Work instructions: Tally up the lines below that include the word "title". Answer with the number alone.

↓

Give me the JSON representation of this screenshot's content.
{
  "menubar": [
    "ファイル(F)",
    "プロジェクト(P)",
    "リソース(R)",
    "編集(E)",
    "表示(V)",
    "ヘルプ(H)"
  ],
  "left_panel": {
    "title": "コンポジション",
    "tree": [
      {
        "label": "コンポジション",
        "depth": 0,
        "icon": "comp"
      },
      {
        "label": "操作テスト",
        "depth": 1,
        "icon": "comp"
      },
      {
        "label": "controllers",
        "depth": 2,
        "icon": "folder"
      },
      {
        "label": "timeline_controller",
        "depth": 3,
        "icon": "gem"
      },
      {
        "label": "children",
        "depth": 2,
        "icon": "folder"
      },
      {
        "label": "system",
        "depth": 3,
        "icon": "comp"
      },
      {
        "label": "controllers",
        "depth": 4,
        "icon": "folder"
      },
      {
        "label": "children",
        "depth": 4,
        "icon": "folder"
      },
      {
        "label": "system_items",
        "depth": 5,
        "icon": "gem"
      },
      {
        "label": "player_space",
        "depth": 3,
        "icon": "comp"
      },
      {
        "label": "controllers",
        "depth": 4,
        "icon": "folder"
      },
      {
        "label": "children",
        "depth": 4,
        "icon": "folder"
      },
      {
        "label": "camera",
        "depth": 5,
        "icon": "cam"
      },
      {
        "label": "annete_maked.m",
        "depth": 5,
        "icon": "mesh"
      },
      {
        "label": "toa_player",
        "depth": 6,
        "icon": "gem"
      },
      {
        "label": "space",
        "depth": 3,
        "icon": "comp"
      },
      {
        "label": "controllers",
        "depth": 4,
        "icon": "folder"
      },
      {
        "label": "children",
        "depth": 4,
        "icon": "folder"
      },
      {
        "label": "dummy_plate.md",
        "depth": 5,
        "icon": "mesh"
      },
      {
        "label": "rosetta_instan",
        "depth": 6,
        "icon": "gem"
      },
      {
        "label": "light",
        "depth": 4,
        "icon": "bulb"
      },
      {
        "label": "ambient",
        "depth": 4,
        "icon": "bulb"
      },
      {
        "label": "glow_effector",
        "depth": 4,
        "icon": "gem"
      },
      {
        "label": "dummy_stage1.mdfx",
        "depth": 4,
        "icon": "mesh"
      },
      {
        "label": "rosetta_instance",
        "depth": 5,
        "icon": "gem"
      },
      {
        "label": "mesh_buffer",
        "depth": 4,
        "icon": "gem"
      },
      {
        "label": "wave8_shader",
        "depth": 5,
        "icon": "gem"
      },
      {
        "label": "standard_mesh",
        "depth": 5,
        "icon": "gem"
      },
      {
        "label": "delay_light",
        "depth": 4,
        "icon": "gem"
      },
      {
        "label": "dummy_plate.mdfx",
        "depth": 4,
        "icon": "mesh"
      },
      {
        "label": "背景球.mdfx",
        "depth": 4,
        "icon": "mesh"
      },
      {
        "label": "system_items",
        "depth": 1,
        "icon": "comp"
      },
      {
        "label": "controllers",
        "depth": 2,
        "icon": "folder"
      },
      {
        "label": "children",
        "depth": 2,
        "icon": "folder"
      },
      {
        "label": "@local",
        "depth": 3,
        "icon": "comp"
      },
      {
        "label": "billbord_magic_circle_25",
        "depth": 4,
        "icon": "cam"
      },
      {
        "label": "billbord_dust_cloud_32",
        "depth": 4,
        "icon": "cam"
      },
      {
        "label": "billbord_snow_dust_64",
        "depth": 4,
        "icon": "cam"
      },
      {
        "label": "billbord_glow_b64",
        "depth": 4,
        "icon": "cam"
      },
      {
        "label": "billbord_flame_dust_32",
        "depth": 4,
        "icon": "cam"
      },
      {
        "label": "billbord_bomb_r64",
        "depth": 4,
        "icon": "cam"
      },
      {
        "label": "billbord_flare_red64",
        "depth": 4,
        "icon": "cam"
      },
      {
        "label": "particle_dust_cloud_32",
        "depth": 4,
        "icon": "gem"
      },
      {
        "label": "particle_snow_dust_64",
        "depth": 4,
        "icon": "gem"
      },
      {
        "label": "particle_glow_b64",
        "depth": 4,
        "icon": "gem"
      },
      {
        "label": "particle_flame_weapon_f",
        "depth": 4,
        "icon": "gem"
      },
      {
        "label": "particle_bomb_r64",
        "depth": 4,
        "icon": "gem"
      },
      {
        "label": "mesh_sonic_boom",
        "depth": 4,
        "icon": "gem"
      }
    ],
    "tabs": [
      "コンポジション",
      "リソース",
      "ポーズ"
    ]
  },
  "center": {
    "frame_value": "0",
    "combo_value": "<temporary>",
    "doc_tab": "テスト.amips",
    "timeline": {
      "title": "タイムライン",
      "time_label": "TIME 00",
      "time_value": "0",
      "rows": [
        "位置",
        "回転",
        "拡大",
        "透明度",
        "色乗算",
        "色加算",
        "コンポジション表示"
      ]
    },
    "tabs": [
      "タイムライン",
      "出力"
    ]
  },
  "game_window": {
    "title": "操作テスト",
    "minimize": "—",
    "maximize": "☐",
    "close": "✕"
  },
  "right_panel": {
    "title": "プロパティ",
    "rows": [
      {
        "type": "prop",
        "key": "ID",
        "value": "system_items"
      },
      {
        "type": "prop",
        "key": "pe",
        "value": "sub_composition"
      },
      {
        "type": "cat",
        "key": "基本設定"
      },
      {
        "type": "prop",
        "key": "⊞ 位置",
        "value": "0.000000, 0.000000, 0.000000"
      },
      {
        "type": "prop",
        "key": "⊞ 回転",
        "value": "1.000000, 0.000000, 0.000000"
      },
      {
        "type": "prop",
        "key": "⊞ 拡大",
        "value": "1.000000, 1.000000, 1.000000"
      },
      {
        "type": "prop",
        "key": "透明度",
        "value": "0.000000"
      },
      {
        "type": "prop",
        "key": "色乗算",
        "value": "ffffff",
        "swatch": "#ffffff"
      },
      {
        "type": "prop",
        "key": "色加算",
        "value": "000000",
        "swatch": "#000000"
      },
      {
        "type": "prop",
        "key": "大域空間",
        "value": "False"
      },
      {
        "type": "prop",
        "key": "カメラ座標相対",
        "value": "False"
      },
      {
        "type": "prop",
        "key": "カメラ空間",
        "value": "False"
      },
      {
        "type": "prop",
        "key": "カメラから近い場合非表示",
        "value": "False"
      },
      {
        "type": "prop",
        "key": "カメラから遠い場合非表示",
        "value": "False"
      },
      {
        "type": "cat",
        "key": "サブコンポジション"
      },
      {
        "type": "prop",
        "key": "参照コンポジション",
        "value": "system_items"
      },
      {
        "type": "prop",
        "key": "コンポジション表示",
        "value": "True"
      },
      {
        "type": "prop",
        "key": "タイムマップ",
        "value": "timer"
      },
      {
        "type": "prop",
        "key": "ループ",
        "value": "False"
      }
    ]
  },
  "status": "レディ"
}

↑

Exercise response: 4